“He was very religious and I think the celebration today is marvelous. He didn’t get inducted into the Hall of Fame, but he’s wearing his crown today and smiling.”
Betty Brown, chairwoman of the Negro Leagues Baseball Museum, did double-duty. She also sings with the choir from the Paradise Baptist Church.
For Brown, Sunday was the crescendo to a centennial celebration that began Friday when area First Watch restaurants donated their proceeds to the museum; a Saturday that began with a 5K race at the historic Paseo YMCA and ended with a gala musical event at the Gem attended by several members of O’Neil’s family; and then Sunday’s gospel tribute.
“It’s been wonderful,” she said. “We had a night of celebration and remembrance of Buck. Buck liked a party and he would have been very pleased.”
In addition to Palestine Missionary and Paradise Baptist, the other choirs were from Deliverance Temple Church of God and Christ, and Metropolitan AME Zion Church. Singer Andrea Tribitt also performed an original song she dedicated to O’Neil called “Dare to Believe.”
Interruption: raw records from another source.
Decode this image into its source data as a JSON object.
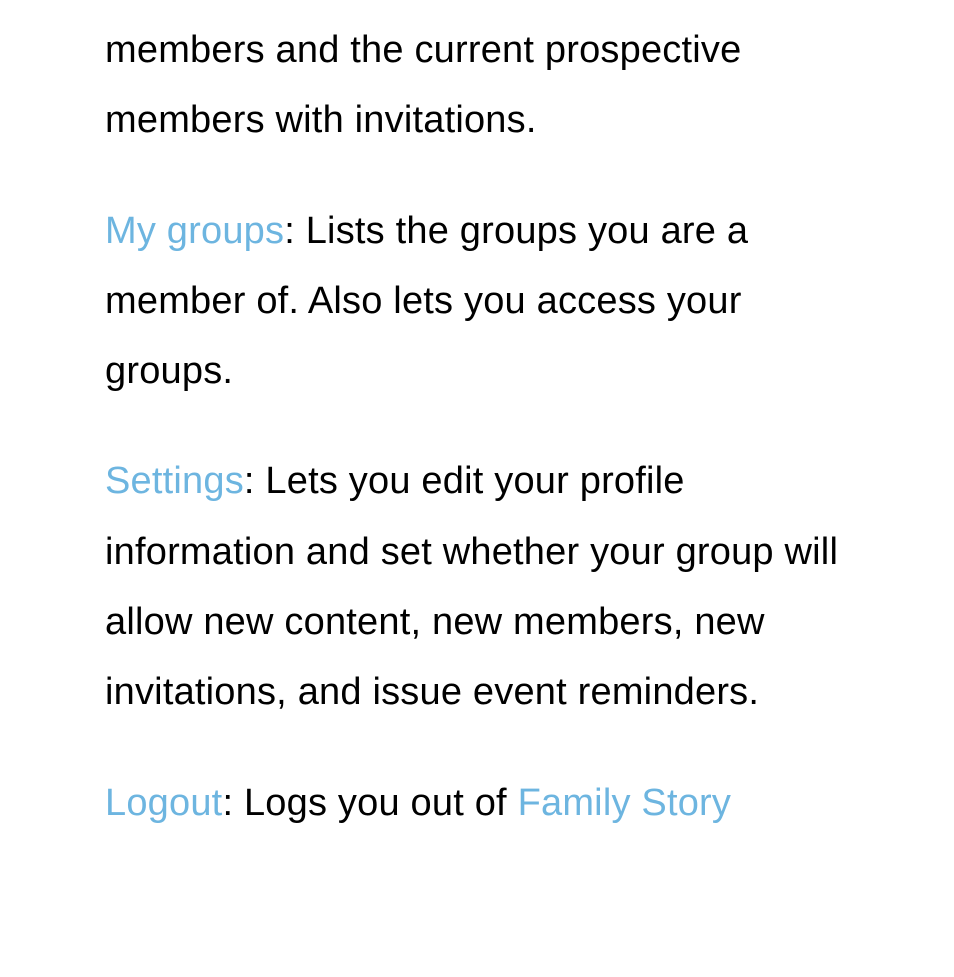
{
  "paragraphs": {
    "p0": {
      "text": "members and the current prospective members with invitations."
    },
    "p1": {
      "link": "My groups",
      "text": ": Lists the groups you are a member of. Also lets you access your groups."
    },
    "p2": {
      "link": "Settings",
      "text": ": Lets you edit your profile information and set whether your group will allow new content, new members, new invitations, and issue event reminders."
    },
    "p3": {
      "link": "Logout",
      "textBefore": ": Logs you out of ",
      "link2": "Family Story"
    }
  }
}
When not singing themselves, members of the choirs were standing, swaying and shouting their approval to those on stage.
Bob Kendrick, the president of the Negro Leagues Baseball Museum, introduced the performers while plugging what he referred to as “Buck’s museum.”
“He was the grandson of a slave who became baseball’s grand ambassador,” Kendrick said. “It’s very appropriate for the man who preached the gospel of Negro League Baseball to have a gospel salute.”